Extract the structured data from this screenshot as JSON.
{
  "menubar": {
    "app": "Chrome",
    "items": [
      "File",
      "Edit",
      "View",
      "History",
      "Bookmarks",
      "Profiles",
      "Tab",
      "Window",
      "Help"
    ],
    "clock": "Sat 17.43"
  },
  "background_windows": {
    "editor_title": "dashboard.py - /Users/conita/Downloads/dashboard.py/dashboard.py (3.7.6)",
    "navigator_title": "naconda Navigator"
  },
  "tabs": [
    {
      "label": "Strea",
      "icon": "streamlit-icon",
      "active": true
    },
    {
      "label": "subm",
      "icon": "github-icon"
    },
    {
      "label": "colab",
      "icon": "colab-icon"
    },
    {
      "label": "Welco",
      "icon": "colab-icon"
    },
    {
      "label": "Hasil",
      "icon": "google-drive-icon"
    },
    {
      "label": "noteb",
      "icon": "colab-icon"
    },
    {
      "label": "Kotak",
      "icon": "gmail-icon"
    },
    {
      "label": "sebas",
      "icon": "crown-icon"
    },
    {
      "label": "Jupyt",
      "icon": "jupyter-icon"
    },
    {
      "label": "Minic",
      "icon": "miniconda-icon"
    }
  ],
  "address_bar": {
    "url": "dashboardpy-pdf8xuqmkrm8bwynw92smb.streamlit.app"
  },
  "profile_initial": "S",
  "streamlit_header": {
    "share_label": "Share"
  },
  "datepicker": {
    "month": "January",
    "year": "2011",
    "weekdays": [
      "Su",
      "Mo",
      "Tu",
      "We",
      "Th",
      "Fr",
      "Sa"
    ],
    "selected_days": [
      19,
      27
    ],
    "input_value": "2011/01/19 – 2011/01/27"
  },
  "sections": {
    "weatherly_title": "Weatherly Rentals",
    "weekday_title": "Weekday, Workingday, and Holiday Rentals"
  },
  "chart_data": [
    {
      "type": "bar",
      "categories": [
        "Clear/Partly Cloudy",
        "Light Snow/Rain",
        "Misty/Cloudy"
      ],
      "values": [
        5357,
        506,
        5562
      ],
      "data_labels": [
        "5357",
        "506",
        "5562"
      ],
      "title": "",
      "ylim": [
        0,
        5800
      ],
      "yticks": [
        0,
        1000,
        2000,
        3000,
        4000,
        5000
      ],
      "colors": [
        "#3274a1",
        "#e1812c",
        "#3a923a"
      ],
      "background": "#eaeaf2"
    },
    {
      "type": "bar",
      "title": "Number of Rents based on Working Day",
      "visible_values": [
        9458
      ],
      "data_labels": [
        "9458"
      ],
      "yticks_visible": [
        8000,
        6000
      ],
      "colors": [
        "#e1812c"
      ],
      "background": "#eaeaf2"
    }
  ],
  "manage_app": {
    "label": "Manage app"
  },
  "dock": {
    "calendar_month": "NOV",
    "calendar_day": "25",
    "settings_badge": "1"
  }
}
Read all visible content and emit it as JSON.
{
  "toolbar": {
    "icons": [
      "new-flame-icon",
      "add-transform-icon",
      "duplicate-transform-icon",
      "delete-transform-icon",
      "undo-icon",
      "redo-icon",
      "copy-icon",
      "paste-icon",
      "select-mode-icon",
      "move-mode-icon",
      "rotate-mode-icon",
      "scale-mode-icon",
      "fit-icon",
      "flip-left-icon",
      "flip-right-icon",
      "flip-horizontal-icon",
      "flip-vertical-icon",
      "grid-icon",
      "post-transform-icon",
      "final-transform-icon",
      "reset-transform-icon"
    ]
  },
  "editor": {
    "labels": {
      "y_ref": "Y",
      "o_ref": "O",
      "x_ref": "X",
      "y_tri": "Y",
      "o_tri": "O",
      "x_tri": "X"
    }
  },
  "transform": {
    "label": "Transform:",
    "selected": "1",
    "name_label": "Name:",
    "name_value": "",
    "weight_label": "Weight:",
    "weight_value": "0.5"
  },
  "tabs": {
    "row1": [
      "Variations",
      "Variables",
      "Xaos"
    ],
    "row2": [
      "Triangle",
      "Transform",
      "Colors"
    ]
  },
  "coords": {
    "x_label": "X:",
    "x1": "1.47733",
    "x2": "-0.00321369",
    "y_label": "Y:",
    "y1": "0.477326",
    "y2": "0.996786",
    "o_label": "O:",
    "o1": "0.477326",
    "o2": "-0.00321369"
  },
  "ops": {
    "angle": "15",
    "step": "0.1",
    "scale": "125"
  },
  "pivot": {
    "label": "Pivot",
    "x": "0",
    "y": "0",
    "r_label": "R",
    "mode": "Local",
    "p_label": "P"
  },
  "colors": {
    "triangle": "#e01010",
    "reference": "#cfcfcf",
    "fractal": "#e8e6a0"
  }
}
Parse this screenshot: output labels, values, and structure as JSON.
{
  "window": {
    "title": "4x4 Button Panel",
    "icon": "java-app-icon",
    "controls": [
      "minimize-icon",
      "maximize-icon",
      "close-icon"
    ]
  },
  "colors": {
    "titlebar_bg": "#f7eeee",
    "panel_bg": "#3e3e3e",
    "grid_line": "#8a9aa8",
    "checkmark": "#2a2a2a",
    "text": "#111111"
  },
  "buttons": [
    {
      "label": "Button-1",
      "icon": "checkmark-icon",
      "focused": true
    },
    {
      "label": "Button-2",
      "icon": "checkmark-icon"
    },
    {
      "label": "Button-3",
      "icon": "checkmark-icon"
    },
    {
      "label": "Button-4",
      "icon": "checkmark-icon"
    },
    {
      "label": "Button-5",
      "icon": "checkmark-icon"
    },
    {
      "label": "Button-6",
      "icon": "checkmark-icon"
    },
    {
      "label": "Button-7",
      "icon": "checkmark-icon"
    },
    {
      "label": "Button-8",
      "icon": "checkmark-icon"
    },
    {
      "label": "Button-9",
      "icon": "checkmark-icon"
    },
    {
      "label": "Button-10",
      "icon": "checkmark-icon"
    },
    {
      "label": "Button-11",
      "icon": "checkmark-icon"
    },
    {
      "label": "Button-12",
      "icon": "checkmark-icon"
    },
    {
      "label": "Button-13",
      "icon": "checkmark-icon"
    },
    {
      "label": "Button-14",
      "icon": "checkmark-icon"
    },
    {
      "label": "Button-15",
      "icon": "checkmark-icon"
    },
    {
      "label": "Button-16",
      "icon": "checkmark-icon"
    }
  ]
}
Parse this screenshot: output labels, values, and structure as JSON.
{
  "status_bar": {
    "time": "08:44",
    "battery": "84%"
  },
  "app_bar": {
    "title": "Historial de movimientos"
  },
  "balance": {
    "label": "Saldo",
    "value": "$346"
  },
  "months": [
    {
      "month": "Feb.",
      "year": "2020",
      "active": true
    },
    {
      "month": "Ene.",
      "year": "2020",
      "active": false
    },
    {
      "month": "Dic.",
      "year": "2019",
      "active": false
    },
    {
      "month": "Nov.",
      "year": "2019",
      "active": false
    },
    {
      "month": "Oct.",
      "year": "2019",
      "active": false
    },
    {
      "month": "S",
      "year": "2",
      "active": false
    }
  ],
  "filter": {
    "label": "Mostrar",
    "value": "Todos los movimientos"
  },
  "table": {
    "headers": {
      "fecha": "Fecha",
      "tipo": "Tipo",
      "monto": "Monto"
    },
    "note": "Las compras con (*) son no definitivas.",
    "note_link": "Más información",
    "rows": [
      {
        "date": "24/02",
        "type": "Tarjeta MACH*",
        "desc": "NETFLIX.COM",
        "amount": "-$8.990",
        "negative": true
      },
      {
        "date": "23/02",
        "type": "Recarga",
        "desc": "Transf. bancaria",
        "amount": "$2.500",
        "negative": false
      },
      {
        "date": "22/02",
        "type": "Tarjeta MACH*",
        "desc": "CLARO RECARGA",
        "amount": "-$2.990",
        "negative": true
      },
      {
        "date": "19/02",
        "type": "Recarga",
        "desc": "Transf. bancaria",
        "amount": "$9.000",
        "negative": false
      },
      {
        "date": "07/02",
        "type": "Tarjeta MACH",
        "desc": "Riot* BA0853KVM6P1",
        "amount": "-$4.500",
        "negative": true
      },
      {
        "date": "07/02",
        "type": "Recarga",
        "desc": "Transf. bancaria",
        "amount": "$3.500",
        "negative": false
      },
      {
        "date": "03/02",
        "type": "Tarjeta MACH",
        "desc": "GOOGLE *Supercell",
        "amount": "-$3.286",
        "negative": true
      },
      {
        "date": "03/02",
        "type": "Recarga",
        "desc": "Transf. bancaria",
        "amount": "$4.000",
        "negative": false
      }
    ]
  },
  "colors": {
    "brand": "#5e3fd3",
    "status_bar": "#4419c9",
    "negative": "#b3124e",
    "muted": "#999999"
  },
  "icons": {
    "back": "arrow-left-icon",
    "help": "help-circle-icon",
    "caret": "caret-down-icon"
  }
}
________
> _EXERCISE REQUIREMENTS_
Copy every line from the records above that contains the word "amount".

> _REPLY_
        "amount": "-$8.990",
        "amount": "$2.500",
        "amount": "-$2.990",
        "amount": "$9.000",
        "amount": "-$4.500",
        "amount": "$3.500",
        "amount": "-$3.286",
        "amount": "$4.000",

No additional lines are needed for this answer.